Which leads to the role of those groups who are always lobbying for governments to “do something” rather than looking to see what they can do to help themselves. Johnson, Shapps and co are only politicians. In only a few instances would they have given much thought to the nitty-gritty of their departments until they were appointed to run them and so it is hardly surprising that they are often caught out by the unforeseen consequences of a policy. But people like those in the Road Haulage Association and the National Farmers Union can reasonably be expected to understand the challenges facing their industries and have clear ideas of how to answer them — other than appealing to governments for special assistance. Basic economics suggests that if you have a shortage of something you pay more for it, so the haulage industry, for instance, should have been making its jobs better paid and more attractive.
Of course, they would argue that that would mean that they would have to charge supermarkets and the like more for their services and so prices would go up. But so be it. For too long, companies have been peddling the idea that consumers can have more for less when it is is obvious that something has to give. Politicians have bought into this, too, hence ill-advised caps on energy prices and the like.
MORE FOR YOU
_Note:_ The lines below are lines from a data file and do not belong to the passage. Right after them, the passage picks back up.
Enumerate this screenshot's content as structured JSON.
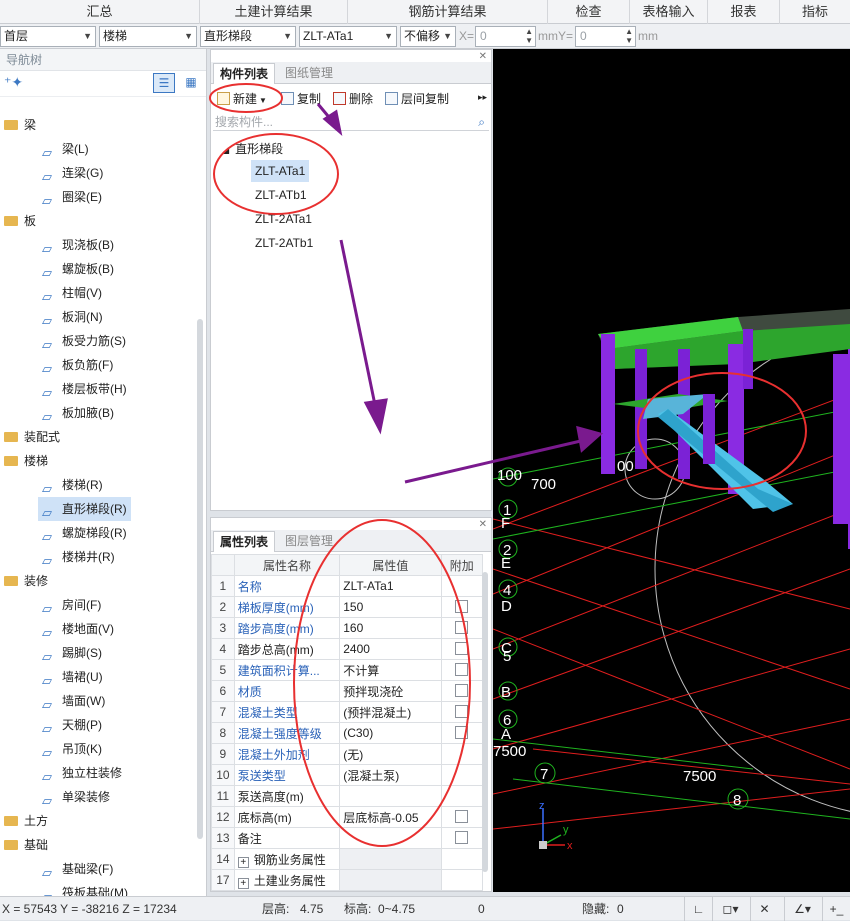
{
  "topbar": {
    "tabs": [
      "汇总",
      "土建计算结果",
      "钢筋计算结果",
      "检查",
      "表格输入",
      "报表",
      "指标"
    ]
  },
  "toolbar": {
    "floor": "首层",
    "category": "楼梯",
    "subtype": "直形梯段",
    "component": "ZLT-ATa1",
    "offset": "不偏移",
    "x_label": "X=",
    "x_value": "0",
    "y_label": "mmY=",
    "y_value": "0",
    "unit": "mm"
  },
  "nav": {
    "title": "导航树",
    "tree": [
      {
        "type": "cat",
        "label": "梁"
      },
      {
        "type": "item",
        "label": "梁(L)",
        "icon": "beam-icon"
      },
      {
        "type": "item",
        "label": "连梁(G)",
        "icon": "coupling-beam-icon"
      },
      {
        "type": "item",
        "label": "圈梁(E)",
        "icon": "ring-beam-icon"
      },
      {
        "type": "cat",
        "label": "板"
      },
      {
        "type": "item",
        "label": "现浇板(B)",
        "icon": "slab-icon"
      },
      {
        "type": "item",
        "label": "螺旋板(B)",
        "icon": "spiral-slab-icon"
      },
      {
        "type": "item",
        "label": "柱帽(V)",
        "icon": "column-cap-icon"
      },
      {
        "type": "item",
        "label": "板洞(N)",
        "icon": "slab-hole-icon"
      },
      {
        "type": "item",
        "label": "板受力筋(S)",
        "icon": "slab-rebar-icon"
      },
      {
        "type": "item",
        "label": "板负筋(F)",
        "icon": "slab-neg-rebar-icon"
      },
      {
        "type": "item",
        "label": "楼层板带(H)",
        "icon": "slab-strip-icon"
      },
      {
        "type": "item",
        "label": "板加腋(B)",
        "icon": "slab-haunch-icon"
      },
      {
        "type": "cat",
        "label": "装配式"
      },
      {
        "type": "cat",
        "label": "楼梯"
      },
      {
        "type": "item",
        "label": "楼梯(R)",
        "icon": "stair-icon"
      },
      {
        "type": "item",
        "label": "直形梯段(R)",
        "icon": "straight-flight-icon",
        "selected": true
      },
      {
        "type": "item",
        "label": "螺旋梯段(R)",
        "icon": "spiral-flight-icon"
      },
      {
        "type": "item",
        "label": "楼梯井(R)",
        "icon": "stairwell-icon"
      },
      {
        "type": "cat",
        "label": "装修"
      },
      {
        "type": "item",
        "label": "房间(F)",
        "icon": "room-icon"
      },
      {
        "type": "item",
        "label": "楼地面(V)",
        "icon": "floor-finish-icon"
      },
      {
        "type": "item",
        "label": "踢脚(S)",
        "icon": "skirting-icon"
      },
      {
        "type": "item",
        "label": "墙裙(U)",
        "icon": "wainscot-icon"
      },
      {
        "type": "item",
        "label": "墙面(W)",
        "icon": "wall-finish-icon"
      },
      {
        "type": "item",
        "label": "天棚(P)",
        "icon": "ceiling-icon"
      },
      {
        "type": "item",
        "label": "吊顶(K)",
        "icon": "suspended-ceiling-icon"
      },
      {
        "type": "item",
        "label": "独立柱装修",
        "icon": "column-finish-icon"
      },
      {
        "type": "item",
        "label": "单梁装修",
        "icon": "beam-finish-icon"
      },
      {
        "type": "cat",
        "label": "土方"
      },
      {
        "type": "cat",
        "label": "基础"
      },
      {
        "type": "item",
        "label": "基础梁(F)",
        "icon": "foundation-beam-icon"
      },
      {
        "type": "item",
        "label": "筏板基础(M)",
        "icon": "raft-icon"
      }
    ]
  },
  "comp": {
    "tab_active": "构件列表",
    "tab_inactive": "图纸管理",
    "btn_new": "新建",
    "btn_copy": "复制",
    "btn_delete": "删除",
    "btn_floor_copy": "层间复制",
    "search_placeholder": "搜索构件...",
    "root": "直形梯段",
    "items": [
      "ZLT-ATa1",
      "ZLT-ATb1",
      "ZLT-2ATa1",
      "ZLT-2ATb1"
    ]
  },
  "props": {
    "tab_active": "属性列表",
    "tab_inactive": "图层管理",
    "col_name": "属性名称",
    "col_value": "属性值",
    "col_extra": "附加",
    "rows": [
      {
        "n": "1",
        "name": "名称",
        "value": "ZLT-ATa1",
        "blue": true,
        "cb": false
      },
      {
        "n": "2",
        "name": "梯板厚度(mm)",
        "value": "150",
        "blue": true,
        "cb": true
      },
      {
        "n": "3",
        "name": "踏步高度(mm)",
        "value": "160",
        "blue": true,
        "cb": true
      },
      {
        "n": "4",
        "name": "踏步总高(mm)",
        "value": "2400",
        "blue": false,
        "cb": true
      },
      {
        "n": "5",
        "name": "建筑面积计算...",
        "value": "不计算",
        "blue": true,
        "cb": true
      },
      {
        "n": "6",
        "name": "材质",
        "value": "预拌现浇砼",
        "blue": true,
        "cb": true
      },
      {
        "n": "7",
        "name": "混凝土类型",
        "value": "(预拌混凝土)",
        "blue": true,
        "cb": true
      },
      {
        "n": "8",
        "name": "混凝土强度等级",
        "value": "(C30)",
        "blue": true,
        "cb": true
      },
      {
        "n": "9",
        "name": "混凝土外加剂",
        "value": "(无)",
        "blue": true,
        "cb": false
      },
      {
        "n": "10",
        "name": "泵送类型",
        "value": "(混凝土泵)",
        "blue": true,
        "cb": false
      },
      {
        "n": "11",
        "name": "泵送高度(m)",
        "value": "",
        "blue": false,
        "cb": false
      },
      {
        "n": "12",
        "name": "底标高(m)",
        "value": "层底标高-0.05",
        "blue": false,
        "cb": true
      },
      {
        "n": "13",
        "name": "备注",
        "value": "",
        "blue": false,
        "cb": true
      },
      {
        "n": "14",
        "name": "钢筋业务属性",
        "value": "",
        "blue": false,
        "cb": false,
        "group": true
      },
      {
        "n": "17",
        "name": "土建业务属性",
        "value": "",
        "blue": false,
        "cb": false,
        "group": true
      }
    ]
  },
  "viewport": {
    "labels_dim": [
      "700",
      "7500",
      "7500"
    ],
    "dim_partial": "100",
    "dim_partial2": "00",
    "axis_letters": [
      "1",
      "F",
      "2",
      "E",
      "4",
      "D",
      "C",
      "5",
      "B",
      "6",
      "A"
    ],
    "axis_numbers": [
      "7",
      "8"
    ],
    "axis_x": "x",
    "axis_y": "y",
    "axis_z": "z"
  },
  "status": {
    "coords": "X = 57543 Y = -38216 Z = 17234",
    "floor_height_label": "层高:",
    "floor_height": "4.75",
    "elev_label": "标高:",
    "elev": "0~4.75",
    "zero": "0",
    "hidden_label": "隐藏:",
    "hidden": "0"
  }
}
But it is time everybody was a little more honest. Brexit would have amounted to a fundamental disruption anyway. But combine it with the battle to combat a global pandemic and the existential threat of climate change and there can be no pretending that a quick fix here and there will solve anything. In fact, that — as we have seen before — is likely to make things worse.